The older of the two siblings Emilio Caceres led an influential swing orchestra in the Southwest, yet it was his small ensemble, a hot chamber jazz trio, that earned the brothers national acclaim. Supporting Emilio’s impeccable jazz violin, Ernie Caceres doubled on clarinet and baritone sax with their cousin Johnny Gomez on guitar. Their live nationwide appearances in 1937 on Benny Goodman’s popular radio series—Camel Caravan—created a sensation and made them the jazz stars of the moment. The instrumental blend of Emilio’s driving jazz violin with Ernie’s full-bodied clarinet was something new, at just the right time. The critics called their sound “astonishing” and “splendid.”
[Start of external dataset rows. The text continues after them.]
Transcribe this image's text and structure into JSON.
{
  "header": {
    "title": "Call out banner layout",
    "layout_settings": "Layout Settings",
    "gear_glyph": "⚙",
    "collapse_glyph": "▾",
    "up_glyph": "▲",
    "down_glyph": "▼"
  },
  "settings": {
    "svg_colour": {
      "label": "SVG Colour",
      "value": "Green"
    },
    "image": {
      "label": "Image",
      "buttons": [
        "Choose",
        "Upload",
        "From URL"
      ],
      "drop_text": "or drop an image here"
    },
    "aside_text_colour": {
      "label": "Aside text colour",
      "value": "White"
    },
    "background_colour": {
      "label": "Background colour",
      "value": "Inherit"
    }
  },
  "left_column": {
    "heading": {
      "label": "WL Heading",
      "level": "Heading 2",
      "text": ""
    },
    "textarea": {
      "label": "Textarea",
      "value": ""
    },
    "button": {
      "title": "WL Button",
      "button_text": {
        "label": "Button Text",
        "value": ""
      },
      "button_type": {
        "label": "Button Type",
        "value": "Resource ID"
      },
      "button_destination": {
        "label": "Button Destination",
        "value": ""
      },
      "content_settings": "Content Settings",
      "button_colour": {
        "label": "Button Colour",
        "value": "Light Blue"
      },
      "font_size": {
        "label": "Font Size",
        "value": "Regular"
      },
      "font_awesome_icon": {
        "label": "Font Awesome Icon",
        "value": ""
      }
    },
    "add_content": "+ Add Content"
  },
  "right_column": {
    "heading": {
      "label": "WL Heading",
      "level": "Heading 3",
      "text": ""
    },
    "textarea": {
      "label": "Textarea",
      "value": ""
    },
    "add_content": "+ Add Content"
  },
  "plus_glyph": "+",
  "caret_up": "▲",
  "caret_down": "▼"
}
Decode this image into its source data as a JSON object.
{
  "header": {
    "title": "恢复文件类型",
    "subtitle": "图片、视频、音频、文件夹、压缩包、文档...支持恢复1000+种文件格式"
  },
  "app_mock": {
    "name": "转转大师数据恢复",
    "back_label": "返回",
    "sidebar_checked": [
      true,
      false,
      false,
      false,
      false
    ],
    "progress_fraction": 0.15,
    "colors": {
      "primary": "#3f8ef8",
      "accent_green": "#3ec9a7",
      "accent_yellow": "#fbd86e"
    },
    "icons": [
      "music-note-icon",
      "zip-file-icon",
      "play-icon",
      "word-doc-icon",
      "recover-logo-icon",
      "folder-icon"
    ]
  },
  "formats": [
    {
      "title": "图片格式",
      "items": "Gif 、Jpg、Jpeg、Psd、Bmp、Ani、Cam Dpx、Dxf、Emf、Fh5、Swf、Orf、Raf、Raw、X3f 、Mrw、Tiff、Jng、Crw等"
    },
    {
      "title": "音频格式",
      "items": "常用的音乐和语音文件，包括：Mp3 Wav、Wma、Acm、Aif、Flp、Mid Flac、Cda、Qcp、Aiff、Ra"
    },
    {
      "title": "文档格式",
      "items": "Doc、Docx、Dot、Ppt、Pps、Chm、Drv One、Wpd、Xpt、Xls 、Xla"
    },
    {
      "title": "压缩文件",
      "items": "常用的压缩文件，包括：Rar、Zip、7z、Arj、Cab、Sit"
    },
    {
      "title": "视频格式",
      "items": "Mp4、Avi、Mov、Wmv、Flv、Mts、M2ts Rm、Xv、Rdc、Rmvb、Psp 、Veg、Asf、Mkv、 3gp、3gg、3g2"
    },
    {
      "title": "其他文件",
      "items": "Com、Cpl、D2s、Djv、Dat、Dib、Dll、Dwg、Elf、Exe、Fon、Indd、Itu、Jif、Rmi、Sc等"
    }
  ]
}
In New York City Emilio received the recognition he deserved, then wanted nothing more than to go back home to make music in Texas. Refusing offers of fame and fortune in the East, Emilio returned to San Antonio where he led his own big band for years and had a weekly radio show on WOAI. From his home base, Emilio continued to make hit records for the Victor and Decca labels. In 1937 he recorded one of his biggest hits—a tune he wrote and recorded with his brother Ernie, "Jig in G."
Exposure to the New York jazz scene had the opposite effect on Emilio’s brother Ernie. He loved the buzz of living in the jazz world in New York at the height of the Swing Era. He linked up with Bobby Hackett, joined Jack Teagarden's ensemble, then switched to the Glenn Miller Orchestra. After stints with Goodman and Dorsey, Ernie’s burly baritone saxophone sound became a mainstay at Nick’s in the Village and on Eddie Condon’s Town Hall broadcasts. Ernie Caceres and his good friend, trumpeter Billy Butterfield bought matching MG sports cars and roared into Manhattan from their homes on Long Island for their regular afternoon gig in the orchestra on the Gary Moore TV show.
Jim Cullum says, "My Father, Jim Sr., became fast friends with Ernie Caceres when he came back to live in San Antonio in the '60s. Besides being a great player, Ernie was a fabulous arranger, and he wrote a number of charts for our band."
Ernie established himself as a fixture on the jazz scene in his years with the Glenn Miller Orchestra. He made it into the top ten “Favorite Jazz Soloist” category in the annual Down Beat magazine poll, outranking Bobby Hackett, Coleman Hawkins and Gene Krupa. In 1949 he won a place on the Metronome All-Star Band. Ernie later recorded with Louis Armstrong and Sidney Bechet.
Featured on this week's show is a cousin of the Caceres brothers, clarinetist Henry Cuesta: "I was about nine years old when my mother took me to the movies to see Sun Valley Serenade. The movie's stars were Milton Berle and Sonja Henie, but once I heard the sound track with my cousin Ernie playing with the Glenn Miller Orchestra, the musicians became the biggest stars for me."
Another member of the Caceres family featured on this radio show is the Houston-based alto saxophonist David Caceres, a grandson of Emilio. David says, "When I play, people that recognize the name will approach me and ask if I’m related to Emilio or Ernie. When I say that I am they begin to tell me what great musicians they were and how fortunate I am to be a part of the Caceres family." David's brother Anthony, a bassist, is another of the many musicians in the Caceres family following in the footsteps of Emilio and Ernie Caceres.
Photo credit for Home Page: Benny Goodman’s Camel Caravan Hour PR photo, Downbeat Magazine, late 1930s Emilio Caceres Trio – Emilio Caceres, violin, cousin Johnny Gomez, guitar and clarinetist Ernie Caceres. Photo courtesy Emilio Caceres.
Text based on Riverwalk Jazz script by Margaret Pick, copyright 2011